Excerpts from an interface dataset
⟨
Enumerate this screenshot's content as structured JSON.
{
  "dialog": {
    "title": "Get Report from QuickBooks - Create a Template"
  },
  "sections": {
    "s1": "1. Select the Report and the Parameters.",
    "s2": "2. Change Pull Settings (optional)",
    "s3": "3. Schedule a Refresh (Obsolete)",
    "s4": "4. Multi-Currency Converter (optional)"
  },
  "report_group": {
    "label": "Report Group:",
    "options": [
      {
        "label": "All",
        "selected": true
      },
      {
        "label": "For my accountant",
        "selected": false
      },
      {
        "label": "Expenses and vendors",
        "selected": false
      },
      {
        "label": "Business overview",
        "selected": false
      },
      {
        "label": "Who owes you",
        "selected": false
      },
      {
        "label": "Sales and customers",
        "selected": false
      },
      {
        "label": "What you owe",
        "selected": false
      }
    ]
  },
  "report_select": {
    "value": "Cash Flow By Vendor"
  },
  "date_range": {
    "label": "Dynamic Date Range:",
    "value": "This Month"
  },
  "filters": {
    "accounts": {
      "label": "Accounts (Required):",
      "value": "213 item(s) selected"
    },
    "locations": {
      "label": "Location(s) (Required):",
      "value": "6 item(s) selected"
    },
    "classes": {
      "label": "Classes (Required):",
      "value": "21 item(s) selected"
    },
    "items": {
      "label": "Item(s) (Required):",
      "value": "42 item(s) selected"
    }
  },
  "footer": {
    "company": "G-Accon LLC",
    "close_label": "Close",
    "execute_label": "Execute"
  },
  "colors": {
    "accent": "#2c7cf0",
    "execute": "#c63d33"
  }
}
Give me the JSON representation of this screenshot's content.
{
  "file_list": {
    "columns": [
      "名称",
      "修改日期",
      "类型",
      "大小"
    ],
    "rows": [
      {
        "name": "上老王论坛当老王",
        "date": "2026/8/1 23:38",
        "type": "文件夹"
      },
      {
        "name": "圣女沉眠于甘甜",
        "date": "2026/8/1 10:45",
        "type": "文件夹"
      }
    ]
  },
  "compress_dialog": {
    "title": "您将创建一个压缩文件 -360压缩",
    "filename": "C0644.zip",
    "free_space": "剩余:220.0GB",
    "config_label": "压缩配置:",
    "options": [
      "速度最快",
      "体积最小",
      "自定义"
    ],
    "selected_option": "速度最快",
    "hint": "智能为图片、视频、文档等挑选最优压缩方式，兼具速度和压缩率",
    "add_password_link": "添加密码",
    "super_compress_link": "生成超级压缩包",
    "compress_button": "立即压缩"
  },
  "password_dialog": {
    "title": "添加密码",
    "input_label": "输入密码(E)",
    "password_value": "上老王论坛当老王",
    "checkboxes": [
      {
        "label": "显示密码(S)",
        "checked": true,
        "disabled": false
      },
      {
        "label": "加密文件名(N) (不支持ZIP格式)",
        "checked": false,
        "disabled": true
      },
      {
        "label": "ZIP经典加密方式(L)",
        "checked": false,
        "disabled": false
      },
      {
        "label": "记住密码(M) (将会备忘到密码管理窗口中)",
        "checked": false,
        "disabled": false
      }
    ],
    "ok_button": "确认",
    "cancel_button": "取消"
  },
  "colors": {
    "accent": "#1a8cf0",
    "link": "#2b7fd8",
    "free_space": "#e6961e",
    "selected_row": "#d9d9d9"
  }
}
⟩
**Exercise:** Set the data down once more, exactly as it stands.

**Answer area:**
Enumerate this screenshot's content as structured JSON.
{
  "dialog": {
    "title": "Get Report from QuickBooks - Create a Template"
  },
  "sections": {
    "s1": "1. Select the Report and the Parameters.",
    "s2": "2. Change Pull Settings (optional)",
    "s3": "3. Schedule a Refresh (Obsolete)",
    "s4": "4. Multi-Currency Converter (optional)"
  },
  "report_group": {
    "label": "Report Group:",
    "options": [
      {
        "label": "All",
        "selected": true
      },
      {
        "label": "For my accountant",
        "selected": false
      },
      {
        "label": "Expenses and vendors",
        "selected": false
      },
      {
        "label": "Business overview",
        "selected": false
      },
      {
        "label": "Who owes you",
        "selected": false
      },
      {
        "label": "Sales and customers",
        "selected": false
      },
      {
        "label": "What you owe",
        "selected": false
      }
    ]
  },
  "report_select": {
    "value": "Cash Flow By Vendor"
  },
  "date_range": {
    "label": "Dynamic Date Range:",
    "value": "This Month"
  },
  "filters": {
    "accounts": {
      "label": "Accounts (Required):",
      "value": "213 item(s) selected"
    },
    "locations": {
      "label": "Location(s) (Required):",
      "value": "6 item(s) selected"
    },
    "classes": {
      "label": "Classes (Required):",
      "value": "21 item(s) selected"
    },
    "items": {
      "label": "Item(s) (Required):",
      "value": "42 item(s) selected"
    }
  },
  "footer": {
    "company": "G-Accon LLC",
    "close_label": "Close",
    "execute_label": "Execute"
  },
  "colors": {
    "accent": "#2c7cf0",
    "execute": "#c63d33"
  }
}
Give me the JSON representation of this screenshot's content.
{
  "file_list": {
    "columns": [
      "名称",
      "修改日期",
      "类型",
      "大小"
    ],
    "rows": [
      {
        "name": "上老王论坛当老王",
        "date": "2026/8/1 23:38",
        "type": "文件夹"
      },
      {
        "name": "圣女沉眠于甘甜",
        "date": "2026/8/1 10:45",
        "type": "文件夹"
      }
    ]
  },
  "compress_dialog": {
    "title": "您将创建一个压缩文件 -360压缩",
    "filename": "C0644.zip",
    "free_space": "剩余:220.0GB",
    "config_label": "压缩配置:",
    "options": [
      "速度最快",
      "体积最小",
      "自定义"
    ],
    "selected_option": "速度最快",
    "hint": "智能为图片、视频、文档等挑选最优压缩方式，兼具速度和压缩率",
    "add_password_link": "添加密码",
    "super_compress_link": "生成超级压缩包",
    "compress_button": "立即压缩"
  },
  "password_dialog": {
    "title": "添加密码",
    "input_label": "输入密码(E)",
    "password_value": "上老王论坛当老王",
    "checkboxes": [
      {
        "label": "显示密码(S)",
        "checked": true,
        "disabled": false
      },
      {
        "label": "加密文件名(N) (不支持ZIP格式)",
        "checked": false,
        "disabled": true
      },
      {
        "label": "ZIP经典加密方式(L)",
        "checked": false,
        "disabled": false
      },
      {
        "label": "记住密码(M) (将会备忘到密码管理窗口中)",
        "checked": false,
        "disabled": false
      }
    ],
    "ok_button": "确认",
    "cancel_button": "取消"
  },
  "colors": {
    "accent": "#1a8cf0",
    "link": "#2b7fd8",
    "free_space": "#e6961e",
    "selected_row": "#d9d9d9"
  }
}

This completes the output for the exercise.